I haven’t been this excited about a book or series of books in a while. Back when Mortimer Adler (How to Read a Book) was with the Encyclopedia Britannica he edited a series of books called The Great Ideas Today. Basically, the old elitist (note: I think that’s a good thing) wanted to popularize academic excitement. Taking his list of the 50 great ideas he and Robert Hutchins rounded up the important scholars and authors of the day and had them produce essays on a theme. This would be followed up by an essay from the editors on what the Great Books can say about the subject and a literary section featuring exciting work in literature. These were apparently published every year (I say apparently because I don’t really know).
I bought three of the things on the weekend, at the library “Giant Used Book Sale.” The sale wasn’t exactly giant. Sure, 5 dollars for as many books as can be carried in a stretched out grocery-store bag was kind of cool—although some of the bags were slimy-dirty—but the selection wasn’t really there. For instance, my son and I were excited to find an animated Rikki-Tikki-Tavvi film in the A/V section, until we realized it was Beta. Beta! Anyway, The Great Ideas Today.

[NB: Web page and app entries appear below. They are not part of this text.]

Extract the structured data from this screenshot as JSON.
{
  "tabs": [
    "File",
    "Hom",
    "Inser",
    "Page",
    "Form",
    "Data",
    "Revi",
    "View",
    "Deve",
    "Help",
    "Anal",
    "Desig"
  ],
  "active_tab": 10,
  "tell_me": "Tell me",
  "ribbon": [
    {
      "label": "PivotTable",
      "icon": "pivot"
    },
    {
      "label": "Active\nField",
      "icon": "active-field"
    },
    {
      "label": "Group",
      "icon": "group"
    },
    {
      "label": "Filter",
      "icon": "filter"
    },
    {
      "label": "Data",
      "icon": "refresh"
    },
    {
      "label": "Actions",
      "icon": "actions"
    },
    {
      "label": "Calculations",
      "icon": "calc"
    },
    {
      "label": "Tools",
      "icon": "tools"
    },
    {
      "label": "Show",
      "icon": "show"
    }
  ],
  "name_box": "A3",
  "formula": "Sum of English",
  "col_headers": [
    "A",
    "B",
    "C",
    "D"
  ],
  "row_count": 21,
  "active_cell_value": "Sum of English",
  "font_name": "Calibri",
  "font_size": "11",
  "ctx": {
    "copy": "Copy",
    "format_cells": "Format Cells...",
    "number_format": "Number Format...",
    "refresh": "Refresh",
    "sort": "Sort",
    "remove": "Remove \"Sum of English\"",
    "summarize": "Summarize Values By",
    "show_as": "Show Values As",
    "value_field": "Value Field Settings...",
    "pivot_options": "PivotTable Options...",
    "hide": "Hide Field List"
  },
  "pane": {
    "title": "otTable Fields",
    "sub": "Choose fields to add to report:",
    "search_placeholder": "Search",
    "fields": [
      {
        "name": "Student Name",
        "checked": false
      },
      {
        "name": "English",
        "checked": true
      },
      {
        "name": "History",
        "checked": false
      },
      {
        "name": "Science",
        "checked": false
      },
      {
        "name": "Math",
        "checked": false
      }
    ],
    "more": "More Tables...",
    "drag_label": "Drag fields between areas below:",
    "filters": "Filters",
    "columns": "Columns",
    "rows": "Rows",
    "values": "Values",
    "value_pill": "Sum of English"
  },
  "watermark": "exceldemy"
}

I’m sort of a Mortimer Adler nut. His How to Read a Book was kind of influential on me—I’m sure you noticed. He’s even had me reading Aristotle. Consequently, I almost fell over when I saw The Great Ideas Today. I mean, look, here’s the volume I’m reading now: 1963, Does The Conquest of Space Increase Man’s Stature? Not, is it good to spend money on space exploration? Not, what will we find out there? But, what will the conquest of space do to the noble animal? And what does this mean in terms of the book? Well you get Aldous Huxley and Paul Tillich, amongst others, essaying on it. You get the classical-minded editors writing an essay on The Tempo of History, the speeding up of the world. Plus, an essay on Saul Bellow and an unabridged Death of Venice by Thomas Mann. Aldous Huxley and Paul Tillich on the Space Race? Yes! And it annoys them in interesting ways I can’t immediately argue with? Yes!
The other two volumes discuss Heroism and Tradition. I’m in heaven. If you ever see these volumes lying around at a used book sale, put them in a slimy grocery bag and take them home. I don’t think you’ll be disappointed.
Bonus link: In looking for information that would help me pretend I know what I’m talking about I found Mortimer Adler’s Favorite Books. Cool.